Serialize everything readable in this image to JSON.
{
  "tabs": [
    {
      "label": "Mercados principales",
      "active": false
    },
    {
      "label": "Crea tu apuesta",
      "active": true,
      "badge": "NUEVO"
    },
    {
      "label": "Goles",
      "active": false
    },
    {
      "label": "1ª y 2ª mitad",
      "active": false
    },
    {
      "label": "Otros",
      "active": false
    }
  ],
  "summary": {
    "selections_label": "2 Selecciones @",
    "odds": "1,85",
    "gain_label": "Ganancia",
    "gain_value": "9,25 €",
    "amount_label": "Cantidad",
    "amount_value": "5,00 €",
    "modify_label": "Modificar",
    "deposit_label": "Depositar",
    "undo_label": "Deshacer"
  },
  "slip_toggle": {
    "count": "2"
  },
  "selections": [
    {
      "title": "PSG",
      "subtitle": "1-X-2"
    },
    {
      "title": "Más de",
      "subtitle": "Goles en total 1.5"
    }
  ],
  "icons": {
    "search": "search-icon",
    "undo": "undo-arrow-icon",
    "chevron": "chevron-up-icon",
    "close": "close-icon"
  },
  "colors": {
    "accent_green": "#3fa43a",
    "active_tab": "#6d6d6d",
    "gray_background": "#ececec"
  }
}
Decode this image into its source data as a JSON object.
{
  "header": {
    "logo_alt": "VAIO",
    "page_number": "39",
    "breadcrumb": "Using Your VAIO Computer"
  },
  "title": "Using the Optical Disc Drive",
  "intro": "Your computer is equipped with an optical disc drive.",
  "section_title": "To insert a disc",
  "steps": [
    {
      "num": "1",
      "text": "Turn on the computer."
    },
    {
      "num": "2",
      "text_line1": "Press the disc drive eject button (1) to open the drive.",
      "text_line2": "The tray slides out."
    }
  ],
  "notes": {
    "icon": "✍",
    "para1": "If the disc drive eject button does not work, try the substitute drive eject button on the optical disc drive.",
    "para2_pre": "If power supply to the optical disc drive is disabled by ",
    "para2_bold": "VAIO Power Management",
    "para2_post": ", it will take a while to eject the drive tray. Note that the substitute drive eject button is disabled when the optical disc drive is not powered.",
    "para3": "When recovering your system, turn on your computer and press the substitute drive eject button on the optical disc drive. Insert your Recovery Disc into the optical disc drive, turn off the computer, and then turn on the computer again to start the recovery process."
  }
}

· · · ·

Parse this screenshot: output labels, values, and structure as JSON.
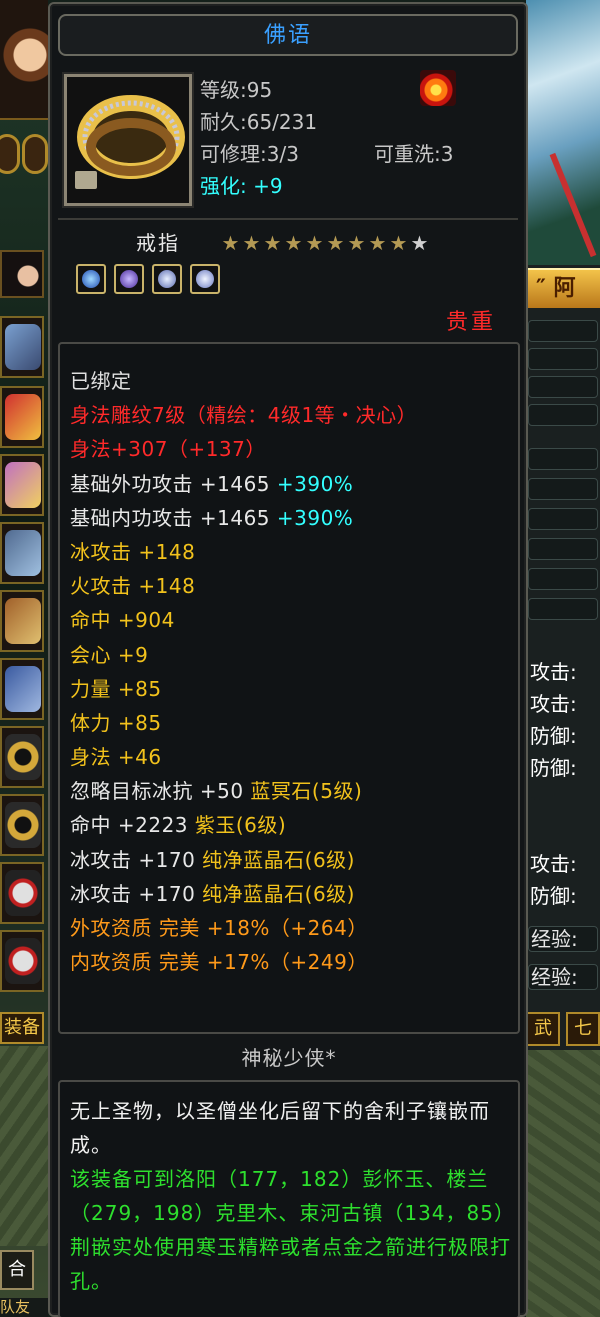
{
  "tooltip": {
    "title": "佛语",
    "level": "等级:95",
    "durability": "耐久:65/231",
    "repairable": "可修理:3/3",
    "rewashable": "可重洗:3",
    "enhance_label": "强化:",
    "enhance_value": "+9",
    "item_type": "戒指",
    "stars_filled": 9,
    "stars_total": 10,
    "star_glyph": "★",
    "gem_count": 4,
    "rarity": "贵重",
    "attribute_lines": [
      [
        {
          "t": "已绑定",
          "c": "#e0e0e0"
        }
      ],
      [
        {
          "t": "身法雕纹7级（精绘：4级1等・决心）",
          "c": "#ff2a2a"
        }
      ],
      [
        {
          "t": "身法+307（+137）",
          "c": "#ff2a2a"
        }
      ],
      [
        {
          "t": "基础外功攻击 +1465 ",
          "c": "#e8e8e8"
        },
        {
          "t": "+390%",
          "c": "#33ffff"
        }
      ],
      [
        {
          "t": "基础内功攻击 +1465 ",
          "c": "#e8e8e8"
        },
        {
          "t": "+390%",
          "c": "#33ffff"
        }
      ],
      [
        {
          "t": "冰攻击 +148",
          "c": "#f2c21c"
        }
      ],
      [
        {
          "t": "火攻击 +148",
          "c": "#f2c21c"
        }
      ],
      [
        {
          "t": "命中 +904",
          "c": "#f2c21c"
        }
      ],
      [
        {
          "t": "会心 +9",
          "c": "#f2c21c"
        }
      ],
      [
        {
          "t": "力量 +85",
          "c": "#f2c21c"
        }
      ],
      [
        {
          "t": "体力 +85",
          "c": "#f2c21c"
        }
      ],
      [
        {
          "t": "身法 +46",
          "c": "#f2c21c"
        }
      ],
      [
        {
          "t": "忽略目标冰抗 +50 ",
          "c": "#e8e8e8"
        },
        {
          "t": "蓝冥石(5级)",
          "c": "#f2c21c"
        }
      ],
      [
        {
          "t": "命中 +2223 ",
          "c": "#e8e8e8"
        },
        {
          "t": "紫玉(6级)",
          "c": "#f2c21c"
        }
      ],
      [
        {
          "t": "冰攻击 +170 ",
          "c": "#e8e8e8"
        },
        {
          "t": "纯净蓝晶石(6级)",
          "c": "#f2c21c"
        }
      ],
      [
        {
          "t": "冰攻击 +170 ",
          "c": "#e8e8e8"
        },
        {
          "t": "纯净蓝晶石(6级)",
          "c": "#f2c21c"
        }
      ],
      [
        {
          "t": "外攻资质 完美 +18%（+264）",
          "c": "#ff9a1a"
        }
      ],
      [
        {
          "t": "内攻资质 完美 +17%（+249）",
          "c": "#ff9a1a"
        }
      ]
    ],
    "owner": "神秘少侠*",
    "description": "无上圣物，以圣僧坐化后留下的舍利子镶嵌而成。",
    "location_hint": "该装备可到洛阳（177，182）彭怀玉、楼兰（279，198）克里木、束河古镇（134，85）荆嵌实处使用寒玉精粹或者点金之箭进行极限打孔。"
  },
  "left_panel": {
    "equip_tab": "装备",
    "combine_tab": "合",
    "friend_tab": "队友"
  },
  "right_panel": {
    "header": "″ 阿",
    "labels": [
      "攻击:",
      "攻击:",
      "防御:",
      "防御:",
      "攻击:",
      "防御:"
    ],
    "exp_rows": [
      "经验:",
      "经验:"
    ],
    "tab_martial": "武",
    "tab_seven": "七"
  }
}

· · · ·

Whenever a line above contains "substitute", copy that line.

    "para1": "If the disc drive eject button does not work, try the substitute drive eject button on the optical disc drive.",
    "para2_post": ", it will take a while to eject the drive tray. Note that the substitute drive eject button is disabled when the optical disc drive is not powered.",
    "para3": "When recovering your system, turn on your computer and press the substitute drive eject button on the optical disc drive. Insert your Recovery Disc into the optical disc drive, turn off the computer, and then turn on the computer again to start the recovery process."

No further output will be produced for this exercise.